“Had America stuck with real, gold-backed money… and/or had the Fed not supported Wall Street with ultra-low interest rates and $4 trillion of new money… the situation would be much different. There would be no trade deficit with China. There would be no $250 trillion in debt. An F-150 would probably cost less than it did in 1971, not more. The working class would have nothing to grumble about… And Donald Trump would not be president. The Fed would not be ‘normalizing,’ because it never would have un-normalized. The rich would not be so rich. The Dow would not be over 25,000. The government would not have $22 trillion of debt itself. And we wouldn’t be up at 6 a.m. writing this Diary.” – Bill Bonner, Bonner & Partners
“The dilemma today – as it’s been with great inflationary episodes throughout history – is that inflation becomes deeply ingrained and halting it too painful. Policymakers refuse to accept mistakes and change directions. Instead, there is denial and the irresistibility of rationalization and justification. Throughout the devastating Weimar hyperinflation, Germany’s central bank refused to accept that they were the party of primary responsibility – but instead rationalized the bank was being forced to respond to outside forces. Today’s great global inflation is characterized by contrasting dynamics, but some of the devastating consequences of failing to recognize the essence of the problem are all too similar. Markets. Social. Political. Economic. Geopolitical.” – Doug Noland, Credit Bubble Bulletin
“This column has contended for several years, based on empirical data observations from several countries, that low interest rates worldwide were killing productivity growth. A University of Chicago paper finally provides some academic back-up for this contention and suggests a mechanism through which it takes place. There are other mechanisms also, and I would suggest that the Ben Bernanke-inspired wild monetary experimentation from 2008 on has done more damage to the world economy than any other initiative in the history of mankind.” – Martin Hutchinson, The Bear’s Lair
A word on USAGOLD – USAGOLD ranks among the most reputable gold companies in the United States. Founded in the 1970s and still family-owned, it is one of the oldest and most respected names in the gold industry. USAGOLD has always attracted a certain type of investor – one looking for a high degree of reliability and market insight coupled with a professional client (rather than customer) approach to precious metals ownership. We are large enough to provide the advantages of scale, but not so large that we do not have time for you. (We invite your visit to the Better Business Bureau website to review our five-star, zero-complaint record. The report includes a large number of verified customer reviews.)

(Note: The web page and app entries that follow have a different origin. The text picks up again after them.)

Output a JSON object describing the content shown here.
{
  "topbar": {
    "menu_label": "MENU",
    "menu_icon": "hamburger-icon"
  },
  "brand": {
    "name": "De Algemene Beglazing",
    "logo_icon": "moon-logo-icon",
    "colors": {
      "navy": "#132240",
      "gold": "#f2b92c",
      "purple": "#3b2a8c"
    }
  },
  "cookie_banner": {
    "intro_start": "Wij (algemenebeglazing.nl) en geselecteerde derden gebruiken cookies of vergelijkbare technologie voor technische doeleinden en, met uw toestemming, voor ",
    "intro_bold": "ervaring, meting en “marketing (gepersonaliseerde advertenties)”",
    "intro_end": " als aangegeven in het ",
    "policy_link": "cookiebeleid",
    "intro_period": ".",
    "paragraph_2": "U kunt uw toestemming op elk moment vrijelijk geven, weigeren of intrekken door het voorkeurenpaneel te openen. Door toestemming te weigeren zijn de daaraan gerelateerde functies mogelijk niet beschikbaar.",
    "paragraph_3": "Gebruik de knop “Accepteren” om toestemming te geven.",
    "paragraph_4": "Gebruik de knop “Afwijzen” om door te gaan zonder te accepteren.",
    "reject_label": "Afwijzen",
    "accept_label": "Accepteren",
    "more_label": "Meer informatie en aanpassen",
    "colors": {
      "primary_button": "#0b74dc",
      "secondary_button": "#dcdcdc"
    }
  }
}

Disclaimer – Opinions expressed on the USAGOLD.com website do not constitute an offer to buy or sell, or the solicitation of an offer to buy or sell any precious metals product, nor should they be viewed in any way as investment advice or advice to buy, sell or hold. USAGOLD, Inc. recommends the purchase of physical precious metals for asset preservation purposes, not speculation. Utilization of these opinions for speculative purposes is neither suggested nor advised. Commentary is strictly for educational purposes, and as such USAGOLD does not warrant or guarantee the accuracy, timeliness or completeness of the information found here.
Michael J. Kosares is the founder of USAGOLD and the author of The ABCs of Gold Investing – How to Protect and Build Your Wealth With Gold [Third Edition]. He is also editor and commentator for USAGOLD’s Live Daily Newsletter and editor of the News & Views monthly newsletter.